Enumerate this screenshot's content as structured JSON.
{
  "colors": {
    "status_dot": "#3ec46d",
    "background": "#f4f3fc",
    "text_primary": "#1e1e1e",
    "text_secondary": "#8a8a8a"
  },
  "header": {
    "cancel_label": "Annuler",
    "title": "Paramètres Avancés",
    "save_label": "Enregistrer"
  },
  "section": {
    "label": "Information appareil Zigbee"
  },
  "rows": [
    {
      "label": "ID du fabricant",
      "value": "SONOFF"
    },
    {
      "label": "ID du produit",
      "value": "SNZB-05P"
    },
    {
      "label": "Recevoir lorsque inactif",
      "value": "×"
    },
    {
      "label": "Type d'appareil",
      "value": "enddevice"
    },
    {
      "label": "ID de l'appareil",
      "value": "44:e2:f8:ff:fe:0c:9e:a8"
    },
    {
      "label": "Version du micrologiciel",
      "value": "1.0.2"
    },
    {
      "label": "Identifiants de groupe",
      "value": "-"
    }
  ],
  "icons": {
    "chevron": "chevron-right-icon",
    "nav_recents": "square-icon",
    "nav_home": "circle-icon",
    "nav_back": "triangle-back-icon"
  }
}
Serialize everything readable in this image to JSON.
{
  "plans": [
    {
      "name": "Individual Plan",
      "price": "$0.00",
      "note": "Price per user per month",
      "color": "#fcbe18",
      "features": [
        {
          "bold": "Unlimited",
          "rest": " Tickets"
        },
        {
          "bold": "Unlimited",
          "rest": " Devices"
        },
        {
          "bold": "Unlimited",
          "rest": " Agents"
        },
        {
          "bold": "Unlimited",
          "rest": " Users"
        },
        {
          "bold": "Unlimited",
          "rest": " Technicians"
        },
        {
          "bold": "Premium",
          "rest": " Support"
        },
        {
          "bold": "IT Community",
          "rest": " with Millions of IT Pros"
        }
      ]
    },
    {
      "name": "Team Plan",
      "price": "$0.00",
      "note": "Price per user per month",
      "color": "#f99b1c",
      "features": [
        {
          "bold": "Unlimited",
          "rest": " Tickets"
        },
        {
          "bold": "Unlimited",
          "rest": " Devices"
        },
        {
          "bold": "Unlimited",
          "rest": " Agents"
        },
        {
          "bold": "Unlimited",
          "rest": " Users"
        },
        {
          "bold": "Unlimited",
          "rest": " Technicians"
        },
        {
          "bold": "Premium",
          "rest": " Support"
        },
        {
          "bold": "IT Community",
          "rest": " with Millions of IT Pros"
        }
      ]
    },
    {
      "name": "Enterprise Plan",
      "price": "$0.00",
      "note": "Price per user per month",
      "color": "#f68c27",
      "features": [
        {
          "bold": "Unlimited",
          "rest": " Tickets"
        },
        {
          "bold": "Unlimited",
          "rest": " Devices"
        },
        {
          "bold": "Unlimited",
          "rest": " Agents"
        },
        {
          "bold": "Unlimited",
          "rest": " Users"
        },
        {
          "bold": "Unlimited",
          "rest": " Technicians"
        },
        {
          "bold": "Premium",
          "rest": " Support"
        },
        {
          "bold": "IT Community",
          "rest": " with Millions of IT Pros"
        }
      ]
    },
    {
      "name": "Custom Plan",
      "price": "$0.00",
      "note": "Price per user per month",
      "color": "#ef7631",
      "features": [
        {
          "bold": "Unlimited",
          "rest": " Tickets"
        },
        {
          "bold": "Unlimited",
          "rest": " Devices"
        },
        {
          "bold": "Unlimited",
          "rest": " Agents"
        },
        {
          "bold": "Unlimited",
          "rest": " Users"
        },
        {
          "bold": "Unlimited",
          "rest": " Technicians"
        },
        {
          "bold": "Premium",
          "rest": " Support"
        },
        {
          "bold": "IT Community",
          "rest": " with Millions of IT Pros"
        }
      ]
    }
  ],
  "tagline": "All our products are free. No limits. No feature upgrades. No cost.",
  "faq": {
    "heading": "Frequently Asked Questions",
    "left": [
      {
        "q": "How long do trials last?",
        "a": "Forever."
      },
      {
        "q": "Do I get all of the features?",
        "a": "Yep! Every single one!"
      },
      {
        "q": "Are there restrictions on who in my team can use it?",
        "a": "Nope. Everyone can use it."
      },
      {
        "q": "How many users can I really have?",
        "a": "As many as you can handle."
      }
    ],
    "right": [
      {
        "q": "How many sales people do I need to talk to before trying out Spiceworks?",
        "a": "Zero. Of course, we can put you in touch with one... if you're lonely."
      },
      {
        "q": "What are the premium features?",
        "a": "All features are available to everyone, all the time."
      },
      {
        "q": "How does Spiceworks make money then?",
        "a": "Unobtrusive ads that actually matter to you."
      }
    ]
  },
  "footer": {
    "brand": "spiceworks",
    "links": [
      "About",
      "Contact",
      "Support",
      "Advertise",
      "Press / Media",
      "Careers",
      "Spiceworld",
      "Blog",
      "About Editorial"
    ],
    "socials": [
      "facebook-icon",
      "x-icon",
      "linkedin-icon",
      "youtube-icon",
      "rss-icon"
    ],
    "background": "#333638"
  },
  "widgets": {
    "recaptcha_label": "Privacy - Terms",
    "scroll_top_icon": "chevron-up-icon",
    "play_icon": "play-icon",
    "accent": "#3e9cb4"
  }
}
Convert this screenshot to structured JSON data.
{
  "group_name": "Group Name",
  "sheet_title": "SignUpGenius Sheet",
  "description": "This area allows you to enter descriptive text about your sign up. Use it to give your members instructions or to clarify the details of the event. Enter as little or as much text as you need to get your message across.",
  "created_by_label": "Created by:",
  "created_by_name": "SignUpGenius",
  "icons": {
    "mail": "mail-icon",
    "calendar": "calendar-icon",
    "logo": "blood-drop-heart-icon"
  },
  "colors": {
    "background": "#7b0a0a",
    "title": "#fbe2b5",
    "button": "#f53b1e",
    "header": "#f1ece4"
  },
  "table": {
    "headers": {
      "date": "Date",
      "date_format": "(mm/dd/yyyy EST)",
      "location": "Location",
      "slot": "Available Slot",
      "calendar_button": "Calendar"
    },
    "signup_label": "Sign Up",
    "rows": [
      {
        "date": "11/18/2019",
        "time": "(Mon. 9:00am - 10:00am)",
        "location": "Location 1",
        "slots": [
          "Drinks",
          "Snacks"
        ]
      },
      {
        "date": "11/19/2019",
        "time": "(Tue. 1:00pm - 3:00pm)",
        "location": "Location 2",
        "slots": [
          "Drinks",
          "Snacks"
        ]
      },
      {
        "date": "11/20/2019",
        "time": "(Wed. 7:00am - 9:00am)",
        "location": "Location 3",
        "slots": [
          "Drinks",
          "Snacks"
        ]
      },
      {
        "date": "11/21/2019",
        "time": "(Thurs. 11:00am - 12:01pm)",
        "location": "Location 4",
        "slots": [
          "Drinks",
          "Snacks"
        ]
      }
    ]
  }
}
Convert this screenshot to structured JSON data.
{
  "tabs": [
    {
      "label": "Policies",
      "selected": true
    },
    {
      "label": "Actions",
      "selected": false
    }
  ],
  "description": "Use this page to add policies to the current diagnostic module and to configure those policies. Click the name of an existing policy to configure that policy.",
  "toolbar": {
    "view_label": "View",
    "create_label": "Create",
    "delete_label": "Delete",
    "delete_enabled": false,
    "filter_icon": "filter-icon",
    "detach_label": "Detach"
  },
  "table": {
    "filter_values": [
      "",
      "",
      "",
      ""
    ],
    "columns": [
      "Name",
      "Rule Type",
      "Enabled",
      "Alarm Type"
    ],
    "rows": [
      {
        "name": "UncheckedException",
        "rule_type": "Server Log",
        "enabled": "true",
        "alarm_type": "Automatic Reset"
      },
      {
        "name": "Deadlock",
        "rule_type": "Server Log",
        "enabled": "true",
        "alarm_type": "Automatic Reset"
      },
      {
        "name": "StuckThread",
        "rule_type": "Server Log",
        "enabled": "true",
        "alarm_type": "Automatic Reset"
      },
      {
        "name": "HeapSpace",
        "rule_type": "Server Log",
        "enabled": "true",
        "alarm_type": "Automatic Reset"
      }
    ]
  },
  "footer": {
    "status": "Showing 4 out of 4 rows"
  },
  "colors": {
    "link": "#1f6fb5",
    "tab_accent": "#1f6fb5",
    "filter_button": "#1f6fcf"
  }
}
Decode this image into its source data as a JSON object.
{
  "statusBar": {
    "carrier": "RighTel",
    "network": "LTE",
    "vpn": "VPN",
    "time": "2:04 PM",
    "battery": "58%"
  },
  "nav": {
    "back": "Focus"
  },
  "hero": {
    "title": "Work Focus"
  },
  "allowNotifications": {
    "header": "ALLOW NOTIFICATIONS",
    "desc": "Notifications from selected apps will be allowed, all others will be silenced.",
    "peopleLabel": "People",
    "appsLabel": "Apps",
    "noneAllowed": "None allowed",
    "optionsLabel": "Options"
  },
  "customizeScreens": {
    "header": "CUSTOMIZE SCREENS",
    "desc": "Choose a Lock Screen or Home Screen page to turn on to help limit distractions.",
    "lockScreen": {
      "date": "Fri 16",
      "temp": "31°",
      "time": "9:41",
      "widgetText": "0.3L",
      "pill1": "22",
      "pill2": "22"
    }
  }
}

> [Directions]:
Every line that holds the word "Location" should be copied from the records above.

> [Problem solution]:
      "location": "Location",
        "location": "Location 1",
        "location": "Location 2",
        "location": "Location 3",
        "location": "Location 4",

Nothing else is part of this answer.